When the full extent of the escape became known, the order for a Grossfahndung (National Alert) was given on the highest authority.
Police and security services went onto full alert all over Germany, also an SS Panzer division which happened to be in the Sagan area. There was little chance for the 76 escapers to slip through the net, even those with watertight papers and several cover stories, like Roger Bushell and Scheidauer who were caught near Saarbrucken; having passed an exhaustive Gestapo check, one of the officials shot out a question in English, an old trick, but Scheidauer who was French and had been speaking English for months, answered in English.
When Hitler was informed of the Mass Escape he flew into one of his increasingly frequent rages. Calling a conference with Goring, Himmler and Keitel, he ordered that all the recaptured officers were to be shot. Goring objected on the grounds that it would look too much like mass murder to shoot all and, anyway, reprisals could be taken against German prisoners in Allied hands.
"Then more than half are to be shot," shouted Hitler.
Himmler fixed the number at fifty and set up the machinery for their execution.
Bushell and Scheidauer were among those shot. After interrogation at Gestapo Headquarters at Saarbrucken, they were taken along the Autobahn at dawn on 29th March, towards Kaiserslautern, accompanied by Dr Spann, the Gestapo Chief at Saarbrucken, and Kriminal Sekretar Emit Schulz. The vehicle was stopped and Bushell and Scheidauer were told that they could get out to relieve themselves. When their backs were turned, Spann, carrying out his orders to the letter, gave a sign to Schulz and they both fired their revolvers simultaneously into the necks of the two officers. Their bodies slumped to the ground. Death must have been instantaneous and one hopes that they did not know that they were to be executed.

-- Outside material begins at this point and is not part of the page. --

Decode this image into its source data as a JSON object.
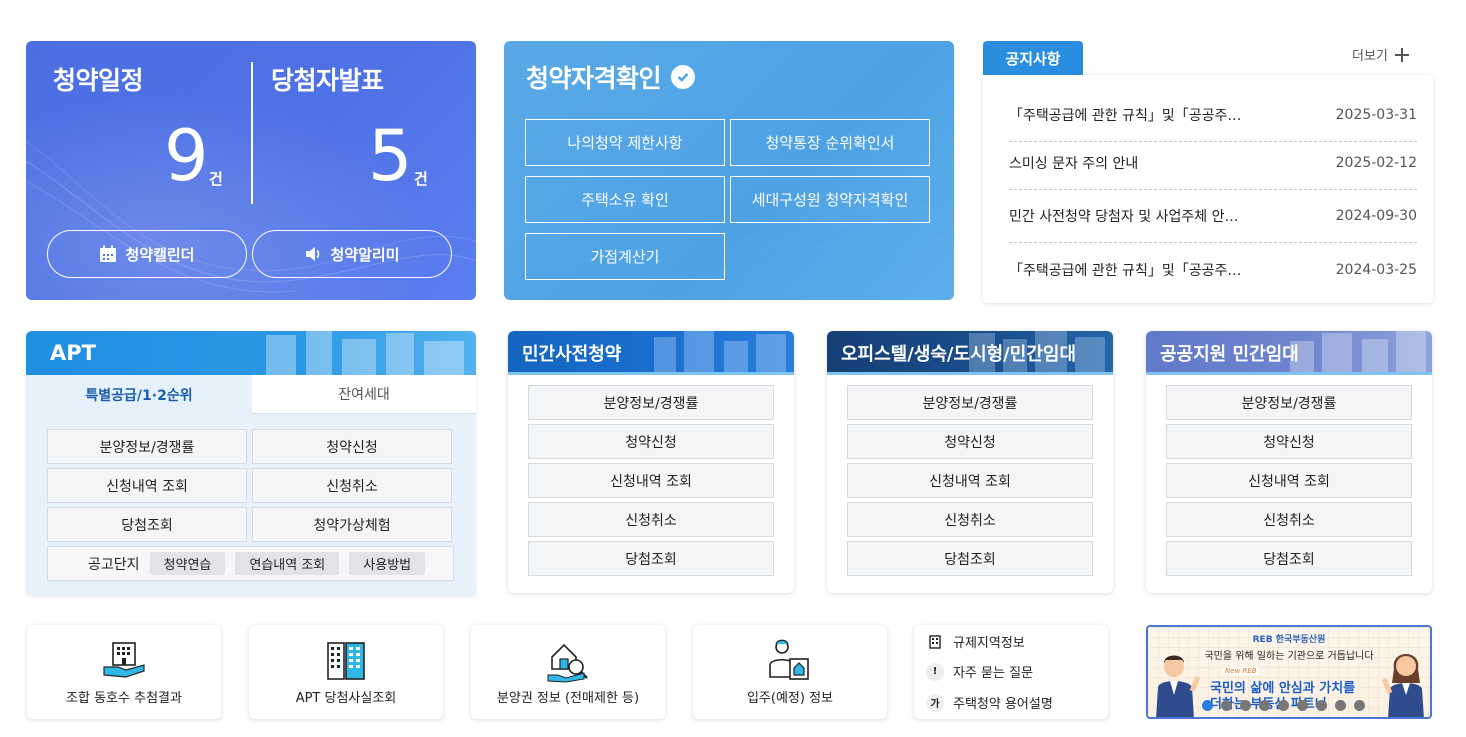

This was not so in some other cases, notably in the Kiel killings, also on 29th March. Squadron Leader Catanach, an Australian captured at Flensburg, was told casually by SS Sturmbannfiihrer Johannes Post that he would be shot; Post was collecting a theatre ticket for his mistress at the time, the while watching Catanach's face for his reaction to the announcement of the Himmeljahrt.
Catanach merely asked, "Why?"
The execution site was chosen and Catanach was shot in the back. Christensen, a New Zealander, Espelid and Fugelsang, two Norwegians were taken shortly afterwards to the same place, and almost tripped over Catanach's body. They started to run, but were shot down immediately.
These cold-blooded and gruesome murders continued for two weeks, all following the same pattern. They included my Greek companion, Nick Skanziklas, and seven others of the Woodmill Leave Party. Pop Green and Poynter went back to Sagan. Among those shot were Tim Walenn, the Chief Forger, Valenta, Marcinkus, Pat Langford, "Harry's" trap operator, Birkland and McGill, the two Canadians I had passed on my way out, Tom Kirby-Green and Ian Cross. The last man to be seen alive was James Long at Gorlitz on 12th April. He was an old friend from Barth days, and had helped me get out on the incinerator tunnel.
Three got home. Bob van der Stok, a Dutch officer, was Number 18 out of the tunnel. He had papers as a Dutch worker and enough money for long distance train travel. On the platform at Sagan he got into conversation with a girl who startled him by saying that she was a censor and was looking for escaping officers. Van der Stok caught his train; after thirteen hours, three changes and Gestapo document checks every four hours (the German travellers had far more trouble than he did) he reached Holland. Thence the Underground passed him through Belgium and France to Toulouse where he had an anxious moment when he found that he had forgotten the address where he was to make himself known to the Maquis. He remembered that it was something to do with the Dutch Royal Family; as he wandered around fuming, he suddenly spotted the Cafe L'Orangerie, that was it, the contact post for the Maquis. He was soon over the Pyrenees into Spain. He was back on flying and leading a Spitfire squadron on operations within a couple of months.
The two Norwegians Peter Bergsland and Jens Muller travelled by train to Stettin. Here they met some Swedish sailors who hid them aboard their ship that evening; it sailed at once for Sweden where they arrived at dawn the following day - twenty-four hours after leaving the tunnel.
It seemed a high price to pay; three men gained their freedom, fifty were murdered, eight incarcerated in Concentration Camps and gaols, and only fifteen returned to Sagan. It must be remembered, however, that it caused the Germans to divert about five million of their population, directly and indirectly, in the search for the escapers over a period of about three weeks. This was our contribution to the war effort.
The Commandant, Major Broili and nine others of the staff at Sagan were court-martialled and received prison sentences. Three electricians were shot. The Gestapo wondered how 800 feet of cable happened to be down "Harry" for the lighting system. It had been stolen from the electricians and they were too scared to report the loss, but they were assumed to be traitors by the Gestapo and paid with their lives.